What is required:
How many lines of the entries below contain the string "content"? State the number alone.

Record set:
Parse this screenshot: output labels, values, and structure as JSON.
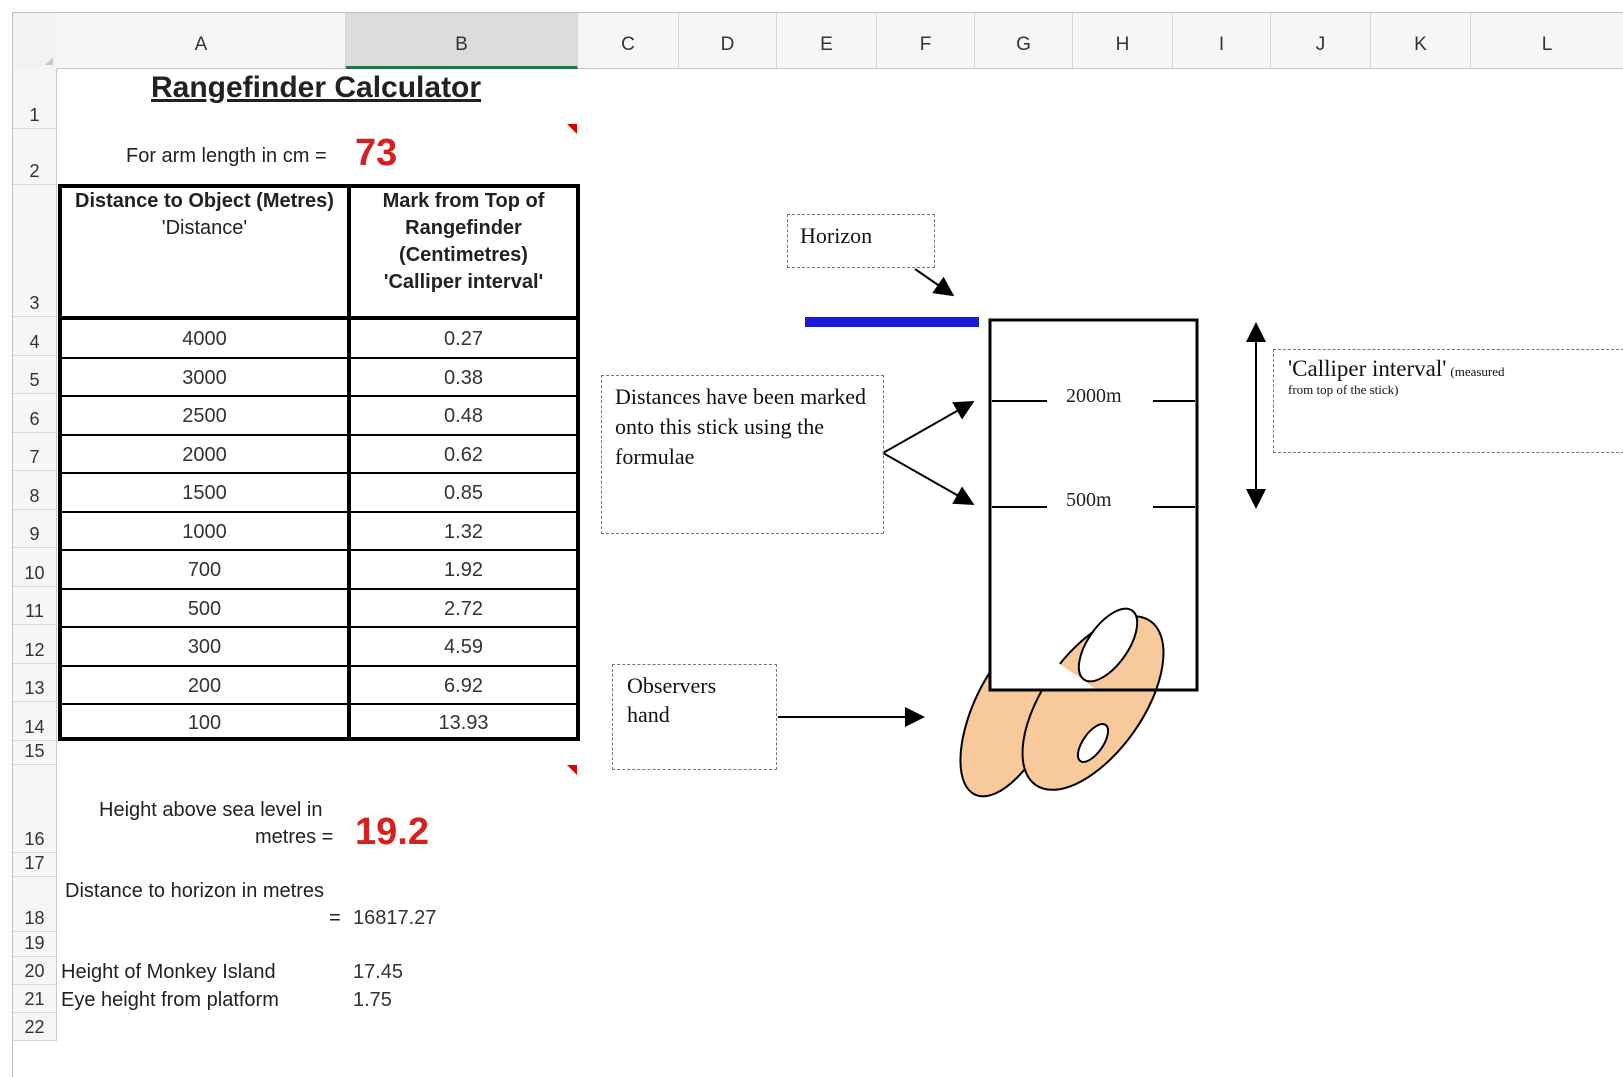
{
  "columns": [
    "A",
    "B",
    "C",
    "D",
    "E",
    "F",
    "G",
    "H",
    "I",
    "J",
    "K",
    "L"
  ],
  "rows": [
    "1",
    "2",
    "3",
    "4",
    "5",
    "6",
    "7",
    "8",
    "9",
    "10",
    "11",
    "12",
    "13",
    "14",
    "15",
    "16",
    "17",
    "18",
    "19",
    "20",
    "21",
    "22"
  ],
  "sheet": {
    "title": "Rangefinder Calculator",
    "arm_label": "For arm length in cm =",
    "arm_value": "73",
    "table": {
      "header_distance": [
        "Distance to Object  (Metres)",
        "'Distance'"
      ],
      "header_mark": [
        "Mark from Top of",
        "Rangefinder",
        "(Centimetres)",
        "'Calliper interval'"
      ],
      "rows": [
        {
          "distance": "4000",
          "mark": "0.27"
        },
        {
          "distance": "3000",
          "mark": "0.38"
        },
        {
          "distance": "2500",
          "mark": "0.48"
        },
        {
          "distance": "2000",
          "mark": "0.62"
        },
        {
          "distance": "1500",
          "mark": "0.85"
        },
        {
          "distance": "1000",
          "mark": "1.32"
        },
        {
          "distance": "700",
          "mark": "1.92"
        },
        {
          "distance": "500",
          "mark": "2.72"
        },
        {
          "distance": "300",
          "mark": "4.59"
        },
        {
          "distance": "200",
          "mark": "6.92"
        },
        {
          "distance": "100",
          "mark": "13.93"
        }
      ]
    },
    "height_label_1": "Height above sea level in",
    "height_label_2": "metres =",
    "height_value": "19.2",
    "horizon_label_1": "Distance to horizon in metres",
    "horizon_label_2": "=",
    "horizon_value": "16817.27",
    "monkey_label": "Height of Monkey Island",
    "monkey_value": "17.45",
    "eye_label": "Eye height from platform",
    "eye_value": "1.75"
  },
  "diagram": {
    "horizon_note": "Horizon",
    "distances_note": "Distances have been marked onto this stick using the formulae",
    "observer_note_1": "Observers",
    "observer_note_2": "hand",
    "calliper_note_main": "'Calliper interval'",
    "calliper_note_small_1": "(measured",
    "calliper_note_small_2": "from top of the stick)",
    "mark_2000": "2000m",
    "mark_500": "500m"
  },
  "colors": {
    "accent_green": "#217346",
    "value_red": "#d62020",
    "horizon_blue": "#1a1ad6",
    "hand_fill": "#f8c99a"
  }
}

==

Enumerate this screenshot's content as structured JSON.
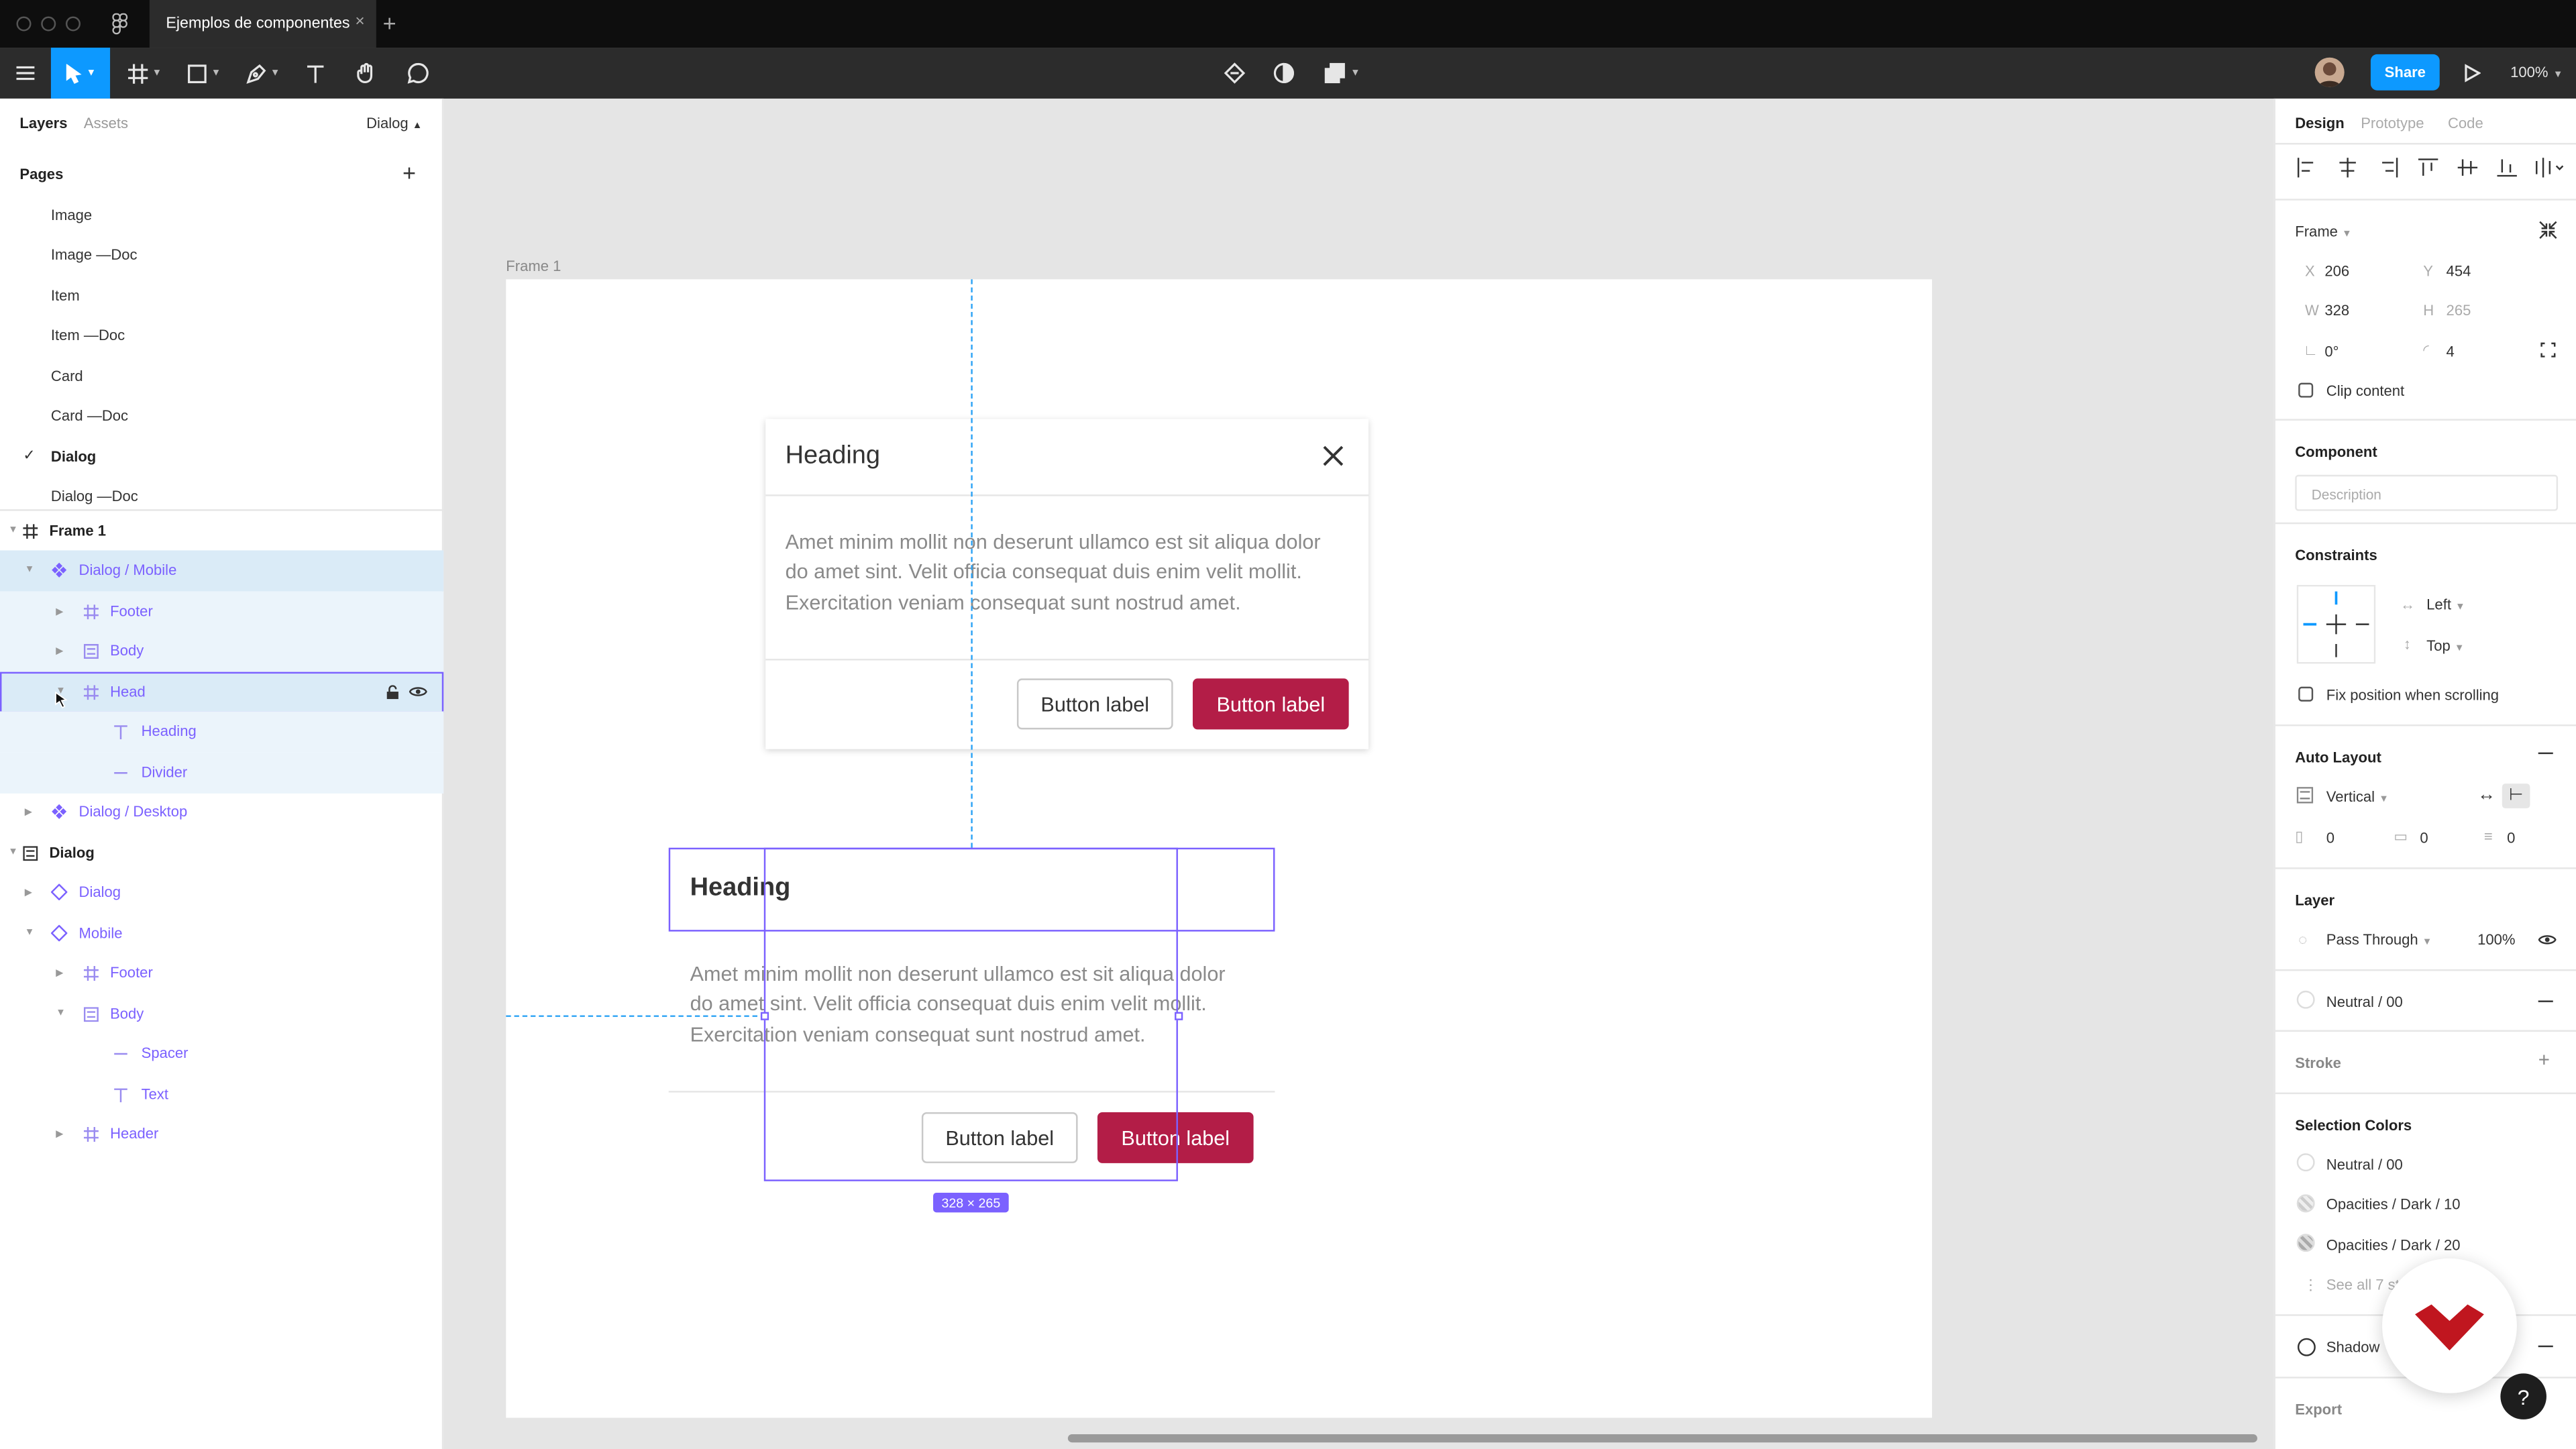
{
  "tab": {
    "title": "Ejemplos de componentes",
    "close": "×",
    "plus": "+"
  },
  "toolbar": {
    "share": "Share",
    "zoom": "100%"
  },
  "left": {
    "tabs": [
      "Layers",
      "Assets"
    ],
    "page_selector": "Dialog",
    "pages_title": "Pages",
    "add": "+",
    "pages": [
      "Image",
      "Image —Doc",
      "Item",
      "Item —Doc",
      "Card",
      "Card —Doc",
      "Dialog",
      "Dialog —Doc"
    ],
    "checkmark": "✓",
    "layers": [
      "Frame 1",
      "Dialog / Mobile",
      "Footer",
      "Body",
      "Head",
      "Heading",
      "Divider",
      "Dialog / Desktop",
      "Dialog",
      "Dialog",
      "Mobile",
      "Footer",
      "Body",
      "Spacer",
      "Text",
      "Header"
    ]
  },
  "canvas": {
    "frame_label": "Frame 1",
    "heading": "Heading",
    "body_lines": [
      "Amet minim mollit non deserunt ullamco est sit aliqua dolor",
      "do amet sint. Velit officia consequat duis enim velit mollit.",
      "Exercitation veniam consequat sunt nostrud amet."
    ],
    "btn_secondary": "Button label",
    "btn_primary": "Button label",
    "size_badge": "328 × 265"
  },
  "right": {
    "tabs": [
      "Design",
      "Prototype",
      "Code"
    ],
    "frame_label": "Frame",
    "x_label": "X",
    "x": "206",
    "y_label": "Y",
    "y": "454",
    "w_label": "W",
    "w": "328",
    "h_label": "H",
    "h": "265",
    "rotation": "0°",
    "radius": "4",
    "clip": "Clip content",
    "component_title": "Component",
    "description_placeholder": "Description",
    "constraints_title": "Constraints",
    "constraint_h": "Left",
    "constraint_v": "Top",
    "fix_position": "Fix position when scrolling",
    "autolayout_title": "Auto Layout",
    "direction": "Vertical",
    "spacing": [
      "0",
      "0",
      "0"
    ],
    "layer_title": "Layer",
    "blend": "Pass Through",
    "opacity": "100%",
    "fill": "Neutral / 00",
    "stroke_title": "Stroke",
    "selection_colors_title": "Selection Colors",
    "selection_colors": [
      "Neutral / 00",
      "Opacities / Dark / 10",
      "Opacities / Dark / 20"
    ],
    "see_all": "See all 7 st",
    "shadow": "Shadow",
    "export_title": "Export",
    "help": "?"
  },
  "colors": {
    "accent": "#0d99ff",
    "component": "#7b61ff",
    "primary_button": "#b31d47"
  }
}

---

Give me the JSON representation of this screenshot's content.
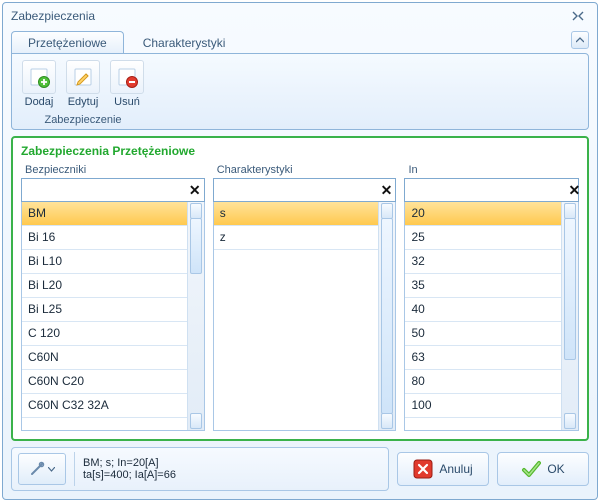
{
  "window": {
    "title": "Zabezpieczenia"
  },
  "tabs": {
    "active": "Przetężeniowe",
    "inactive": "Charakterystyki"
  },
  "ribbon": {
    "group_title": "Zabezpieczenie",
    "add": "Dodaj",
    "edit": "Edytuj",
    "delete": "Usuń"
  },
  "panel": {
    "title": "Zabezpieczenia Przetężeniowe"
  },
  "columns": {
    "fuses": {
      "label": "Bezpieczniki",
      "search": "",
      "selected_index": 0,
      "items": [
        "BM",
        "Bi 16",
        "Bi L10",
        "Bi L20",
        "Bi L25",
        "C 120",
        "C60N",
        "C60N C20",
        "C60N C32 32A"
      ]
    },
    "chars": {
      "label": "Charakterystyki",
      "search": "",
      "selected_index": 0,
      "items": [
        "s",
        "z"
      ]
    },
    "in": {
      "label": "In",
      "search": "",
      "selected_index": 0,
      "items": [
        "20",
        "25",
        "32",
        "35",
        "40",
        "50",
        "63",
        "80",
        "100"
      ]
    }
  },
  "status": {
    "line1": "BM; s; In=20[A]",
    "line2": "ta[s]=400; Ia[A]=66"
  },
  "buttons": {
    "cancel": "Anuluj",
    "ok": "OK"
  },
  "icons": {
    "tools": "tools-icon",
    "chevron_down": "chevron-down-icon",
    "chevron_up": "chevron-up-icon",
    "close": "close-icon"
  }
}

Output for this task:
3